Growing up, Ralph Lauren recalls, his family did not really have the means to buy a car. But that was a world, a lifetime and a storied empire ago.

This week, the crème de la crème of the designer’s car collection—roughly a third of the total—bows in the Louvre’s Musée des Arts Décoratifs, a final highlight in a year marked by the opening of the designer’s flagship and restaurant on the boulevard Saint Germain and his reception of the Legion d’Honneur from President Sarkozy.

The Art of the Automobile: Masterpieces from the Ralph Lauren Collection is a variation on the successful Boston car event five years ago. A showcase of 17 exceptional cars that marked the history of auto-making for their design and technical prowess, it opens with the mysterious and stunning 1938 Bugatti Atlantic, one of only a handful ever created. There follows the massive 1929 Bentley Blower painted with the Union Jack; a separate enclave to the right houses the most modern icon in the exhibit, an orange 1996 McLaren F1 LM supercar.

In between is a waltz of celebrated mid-century models that even non-car people can admire, such as the Mercedez-Benz’s Count Trossi, Alfa Romeo’s Monza and its first-ever Mille Miglia, a 1955 Porsche Spyder (calling James Dean fans) and a dazzling red trio by Ferrari—the 375 Plus, 250LM and Testa Rossa. “I’ve always loved cars, perhaps in part because they are an escape from the world I inhabit,” the designer mused, before reconsidering. “Then again, in a way they’re similar—there is always color. And line. Each one has its own magic and its own personality.”

In another fashion parallel, the designer considers his pieces as objects to live with rather than sit back and look at. “I don’t see myself as a collector,” he notes. “A collector has a garage full of cars. I love and drive every one of them; they are all my children.”

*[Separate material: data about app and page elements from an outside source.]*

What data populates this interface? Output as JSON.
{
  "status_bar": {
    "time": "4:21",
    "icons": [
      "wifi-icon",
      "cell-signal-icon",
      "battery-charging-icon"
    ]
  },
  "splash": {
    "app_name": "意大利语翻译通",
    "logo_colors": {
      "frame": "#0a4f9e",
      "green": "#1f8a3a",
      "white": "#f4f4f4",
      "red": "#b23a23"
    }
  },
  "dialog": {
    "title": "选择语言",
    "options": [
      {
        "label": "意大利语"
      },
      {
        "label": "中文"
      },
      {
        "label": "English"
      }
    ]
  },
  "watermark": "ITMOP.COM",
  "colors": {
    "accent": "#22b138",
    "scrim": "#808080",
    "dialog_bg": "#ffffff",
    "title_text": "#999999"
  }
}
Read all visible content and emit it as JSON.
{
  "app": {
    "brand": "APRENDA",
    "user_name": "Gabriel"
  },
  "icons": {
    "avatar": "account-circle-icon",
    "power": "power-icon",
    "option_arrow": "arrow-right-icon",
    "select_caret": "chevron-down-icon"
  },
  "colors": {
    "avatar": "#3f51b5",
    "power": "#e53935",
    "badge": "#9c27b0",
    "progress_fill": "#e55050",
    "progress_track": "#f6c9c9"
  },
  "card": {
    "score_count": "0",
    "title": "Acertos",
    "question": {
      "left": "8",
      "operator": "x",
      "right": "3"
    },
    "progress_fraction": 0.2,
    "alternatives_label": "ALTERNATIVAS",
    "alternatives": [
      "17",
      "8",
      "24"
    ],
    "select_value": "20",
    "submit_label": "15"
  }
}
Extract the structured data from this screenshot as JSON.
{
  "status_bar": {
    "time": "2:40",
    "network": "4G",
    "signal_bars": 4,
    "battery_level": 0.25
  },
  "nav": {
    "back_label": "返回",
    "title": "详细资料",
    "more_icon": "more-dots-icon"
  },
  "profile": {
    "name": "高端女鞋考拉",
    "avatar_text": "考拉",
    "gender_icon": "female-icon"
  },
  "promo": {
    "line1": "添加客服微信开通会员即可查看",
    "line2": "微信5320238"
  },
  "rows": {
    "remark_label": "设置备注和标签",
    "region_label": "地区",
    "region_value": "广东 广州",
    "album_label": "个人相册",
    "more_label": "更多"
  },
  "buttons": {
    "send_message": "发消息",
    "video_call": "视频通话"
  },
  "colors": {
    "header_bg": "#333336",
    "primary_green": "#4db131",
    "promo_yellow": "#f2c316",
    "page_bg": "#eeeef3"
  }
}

The Art of the Automobile, Masterpiece from the Ralph Lauren Collection runs through August 28, 2011. Les Arts Décoratifs, 107 rue de Rivoli, 75001 Paris. Tel: (33) 1 44 55 57 50.

Tina Isaac-Goizé is Travel + Leisure's Paris correspondent.